Does the Neuroscience Research on Early Stress Justify Responsive Childcare? Examining Interwoven Epistemological and Ethical Challenges by Bruce Maxwell and Eric Racine has been published in the most recent issue of Neuroethics:

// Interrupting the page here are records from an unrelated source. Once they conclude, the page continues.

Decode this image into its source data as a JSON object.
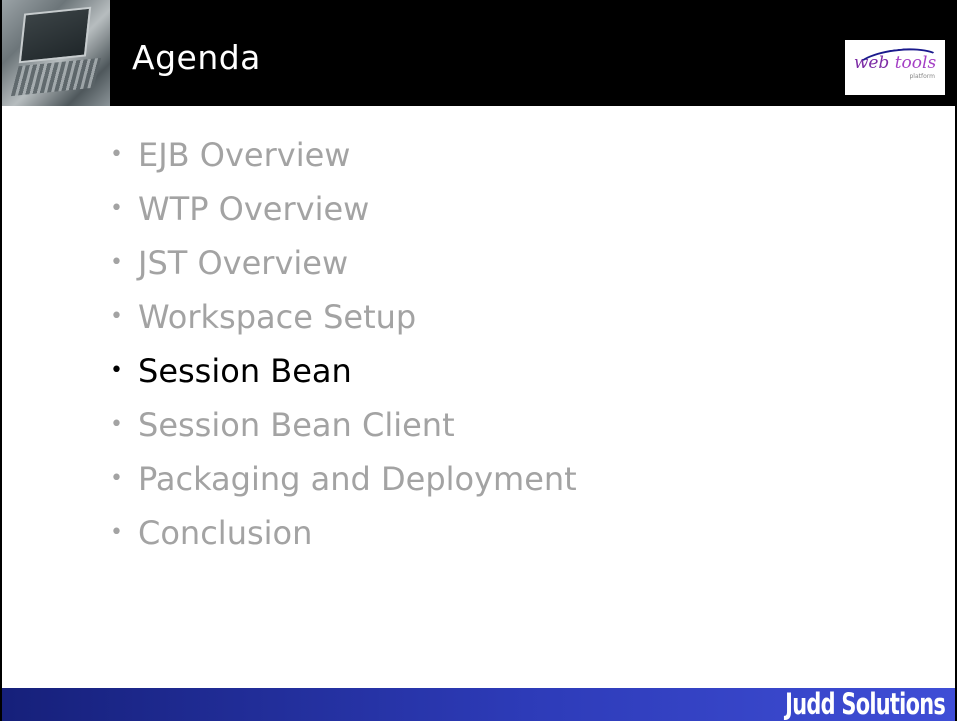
{
  "header": {
    "title": "Agenda",
    "laptop_image": "laptop-photo",
    "logo": {
      "text_web": "web ",
      "text_tools": "tools",
      "subtext": "platform"
    }
  },
  "agenda": {
    "bullet": "•",
    "items": [
      {
        "label": "EJB Overview",
        "current": false
      },
      {
        "label": "WTP Overview",
        "current": false
      },
      {
        "label": "JST Overview",
        "current": false
      },
      {
        "label": "Workspace Setup",
        "current": false
      },
      {
        "label": "Session Bean",
        "current": true
      },
      {
        "label": "Session Bean Client",
        "current": false
      },
      {
        "label": "Packaging and Deployment",
        "current": false
      },
      {
        "label": "Conclusion",
        "current": false
      }
    ]
  },
  "footer": {
    "brand": "Judd Solutions"
  },
  "colors": {
    "header_bg": "#000000",
    "footer_start": "#16207a",
    "footer_end": "#3f4ed6",
    "inactive_text": "#a3a3a3",
    "active_text": "#000000"
  }
}
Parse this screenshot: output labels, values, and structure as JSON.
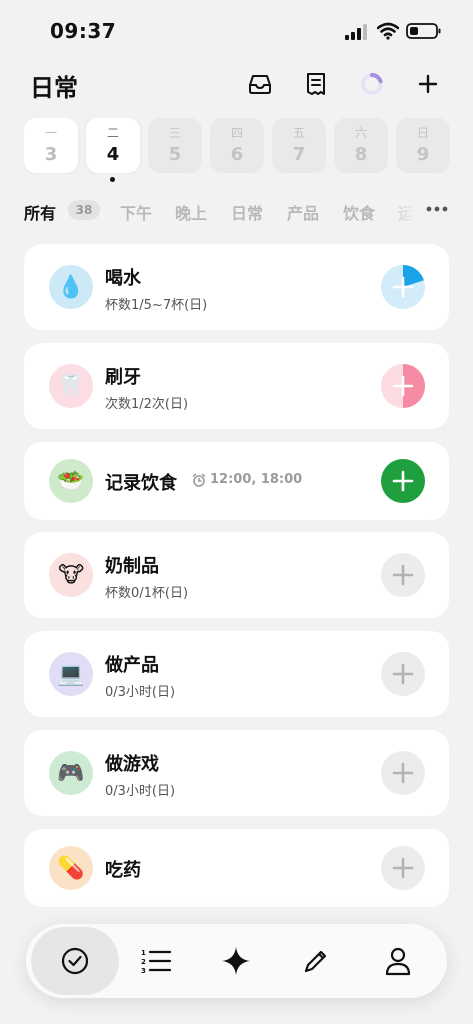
{
  "status_bar": {
    "time": "09:37"
  },
  "header": {
    "title": "日常",
    "progress_ring_fraction": 0.2
  },
  "dates": [
    {
      "weekday": "一",
      "day": "3",
      "state": "today"
    },
    {
      "weekday": "二",
      "day": "4",
      "state": "selected"
    },
    {
      "weekday": "三",
      "day": "5",
      "state": "future"
    },
    {
      "weekday": "四",
      "day": "6",
      "state": "future"
    },
    {
      "weekday": "五",
      "day": "7",
      "state": "future"
    },
    {
      "weekday": "六",
      "day": "8",
      "state": "future"
    },
    {
      "weekday": "日",
      "day": "9",
      "state": "future"
    }
  ],
  "filters": {
    "active": "所有",
    "count": "38",
    "tabs": [
      "下午",
      "晚上",
      "日常",
      "产品",
      "饮食",
      "运"
    ]
  },
  "tasks": [
    {
      "name": "喝水",
      "sub": "杯数1/5~7杯(日)",
      "emoji": "💧",
      "icon_bg": "#cde9f8",
      "progress": 0.2,
      "color": "#1aa3e8",
      "light": "#d3ecfa"
    },
    {
      "name": "刷牙",
      "sub": "次数1/2次(日)",
      "emoji": "🦷",
      "icon_bg": "#fbdde3",
      "progress": 0.5,
      "color": "#f58aa3",
      "light": "#fddbe3"
    },
    {
      "name": "记录饮食",
      "reminder": "12:00, 18:00",
      "emoji": "🥗",
      "icon_bg": "#cfeacb",
      "button": "green",
      "color": "#1f9f3d"
    },
    {
      "name": "奶制品",
      "sub": "杯数0/1杯(日)",
      "emoji": "🐮",
      "icon_bg": "#fbe0e0",
      "progress": 0
    },
    {
      "name": "做产品",
      "sub": "0/3小时(日)",
      "emoji": "💻",
      "icon_bg": "#e2dcf7",
      "progress": 0
    },
    {
      "name": "做游戏",
      "sub": "0/3小时(日)",
      "emoji": "🎮",
      "icon_bg": "#cdebd3",
      "progress": 0
    },
    {
      "name": "吃药",
      "emoji": "💊",
      "icon_bg": "#fbe2c6",
      "progress": 0
    }
  ],
  "bottom_nav": {
    "items": [
      "check-circle-icon",
      "numbered-list-icon",
      "sparkle-icon",
      "pencil-icon",
      "person-icon"
    ],
    "active": "check-circle-icon"
  }
}
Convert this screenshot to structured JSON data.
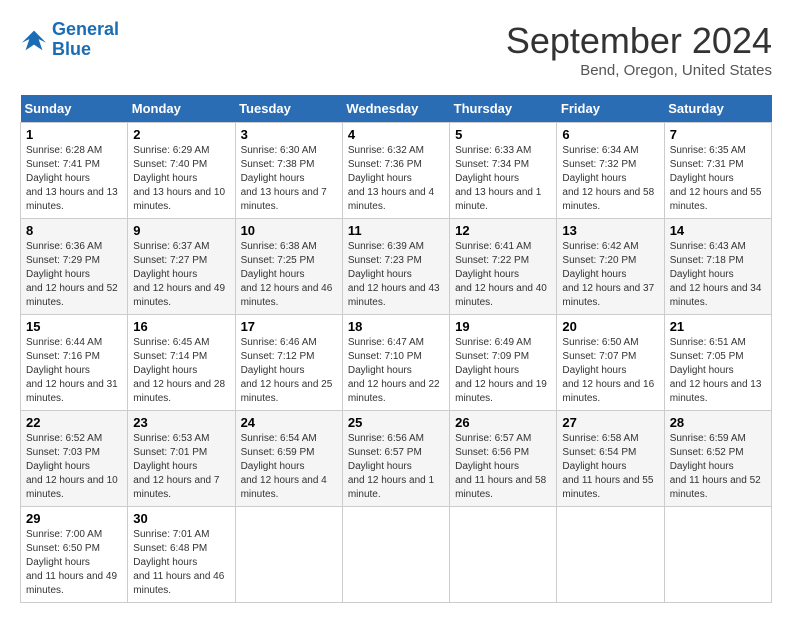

This paper examines interwoven ethical and epistemological issues raised by attempts to promote responsive childcare practices based on neuroscience evidence on the developmental effects of early stress. The first section presents this “neuroscience argument for responsive early childcare”. The second section introduces some evidential challenges posed by the use of evidence from developmental neuroscience as grounds for parental practice recommendations and then advances a set of observations about the limitations of the evidence typically cited. Section three highlights the ethical implications of the neuroscience argument for responsive early childcare. It argues that the neuroscience argument, first, fuels unwarranted parental anxiety by unduly raising the stakes of families’ early childcare choices and, second, threatens public confidence in developmental science’s potential to inform childcare practices and policy that enhance children’s health and well being.